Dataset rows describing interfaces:
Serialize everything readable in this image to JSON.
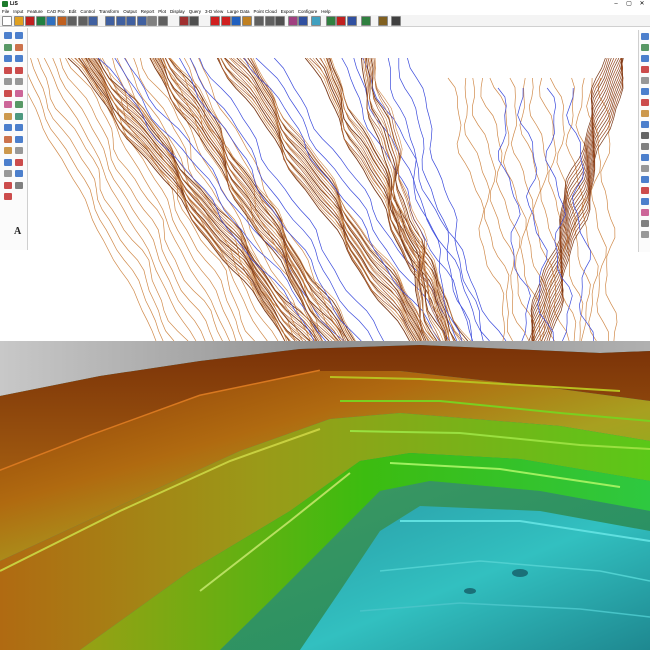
{
  "app": {
    "title": "LiS",
    "window_controls": [
      "–",
      "▢",
      "✕"
    ]
  },
  "menu": [
    "File",
    "Input",
    "Feature",
    "CAD Pro",
    "Edit",
    "Control",
    "Transform",
    "Output",
    "Report",
    "Plot",
    "Display",
    "Query",
    "3-D View",
    "Large Data",
    "Point Cloud",
    "Export",
    "Configure",
    "Help"
  ],
  "toolbar": {
    "icons": [
      "new-file-icon",
      "open-folder-icon",
      "save-icon",
      "save-green-icon",
      "globe-icon",
      "palette-icon",
      "undo-icon",
      "redo-icon",
      "zoom-in-icon",
      "zoom-out-icon",
      "zoom-window-icon",
      "zoom-extents-icon",
      "zoom-previous-icon",
      "pan-hand-icon",
      "zoom-dropdown-icon",
      "layer-icon",
      "grid-icon",
      "text-T-icon",
      "text-N-icon",
      "refresh-icon",
      "image-icon",
      "picture-icon",
      "pencil-icon",
      "ruler-icon",
      "brush-icon",
      "arrow-icon",
      "cloud-icon",
      "tin-icon",
      "eraser-icon",
      "sample-icon",
      "paint-icon",
      "person-icon",
      "car-icon"
    ]
  },
  "left_tools": {
    "icons": [
      "draw-line-icon",
      "select-icon",
      "polyline-icon",
      "arc-icon",
      "circle-icon",
      "point-icon",
      "node-icon",
      "edit-icon",
      "move-icon",
      "copy-icon",
      "delete-icon",
      "rotate-icon",
      "scale-icon",
      "trim-icon",
      "extend-icon",
      "fillet-icon",
      "offset-icon",
      "break-icon",
      "join-icon",
      "label-icon",
      "contour-icon",
      "surface-icon",
      "triangle-icon",
      "volume-icon",
      "chart-icon",
      "symbol-icon",
      "dim-icon",
      "hatch-icon",
      "measure-icon"
    ],
    "text_tool_label": "A"
  },
  "right_tools": {
    "icons": [
      "layer-manager-icon",
      "properties-icon",
      "snap-icon",
      "grid-snap-icon",
      "ortho-icon",
      "polar-icon",
      "object-snap-icon",
      "track-icon",
      "lineweight-icon",
      "model-icon",
      "text-icon",
      "zoom-icon",
      "pan-icon",
      "view-icon",
      "render-icon",
      "shade-icon",
      "light-icon",
      "camera-icon",
      "settings-icon"
    ]
  },
  "colors": {
    "contour_minor": "#d08a4a",
    "contour_major": "#7a3a1a",
    "contour_blue": "#3a4adc",
    "terrain_high": "#8a3a08",
    "terrain_mid": "#6cc41a",
    "terrain_low": "#2bb8b8"
  }
}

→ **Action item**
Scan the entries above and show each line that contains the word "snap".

→ **Response to the exercise**
      "snap-icon",
      "grid-snap-icon",
      "object-snap-icon",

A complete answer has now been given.